Finally, it’s arrived. SMS delivered my passport with matching i-visa today. They didn’t text me, like they promised, but they did leave a note when they tried to deliver it last Friday and found I was out. Fortunately, I could use their lovely web site to reschedule a delivery for today – they even managed to miss all my interview times, which is a bonus with deliveries. The delivery guy was more interested in avoiding being clamped than asking for my ID, despite the great big “Identification required” sticker on the envelope, but you can’t have everything.
It looks the same as the last one, right down to the black-and-white photocopied passport photo look they gave that photo I’d spent ages trying to get. At least they’re consistent, hey?

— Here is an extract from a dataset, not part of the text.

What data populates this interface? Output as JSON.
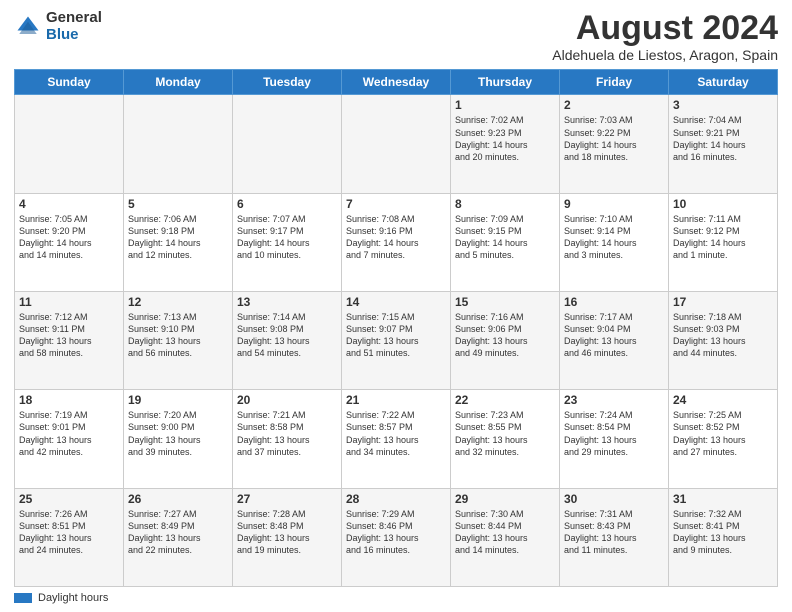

Thankfully, I won’t have to do that again for another five years. Yey!
You have to climb up 17 flights of stairs to get there, but once you’re in, everything’s very simple. You go in, say you’d like a US i-visa photo, they stick you on a chair, give you a minute and a mirror to prepare yourself, then take the photo. If you like it, they print out a couple (for £5.95; it’s £11.95 for four) and off you go. I reckon the whole process took about five minutes, including getting a receipt.
Today, though, was the date of the interview down at the US embassy. I set that up last week, so there’s clearly not much of a backlog.
At current exchange rates, the $100 fee for the visa interview will cost you £57 or so, but it’ll soon be heading towards a straight 1-1 $ to £ conversion by the time you’ve finished your premium rate call to set up the interview: looking at my recent Onetel bill, the call lasted seven minutes, for which I was charged £9.24.
The interview itself was remarkably easy. The hardest part was getting to Grosvenor Square by 8am. Read on for details of the interview itself.
Transport for London used to have a nifty Palm OS app that allowed you to download train timetables to your PDA. It was a bit limited: you could only have a single route and a set range of hours, making it a bit useless in practice. No wonder TfL withdrew it.
So I’m delighted to discover [via Digital Lifestyles] Fahrplan, available from Deutsche Bahn. Type in as many routes into the web site as you like, for whatever time periods you want, and the site will produce timetables in Palm and other formats. Download the free viewer and you’re sorted. And yes, it works with UK train stations. Amazing.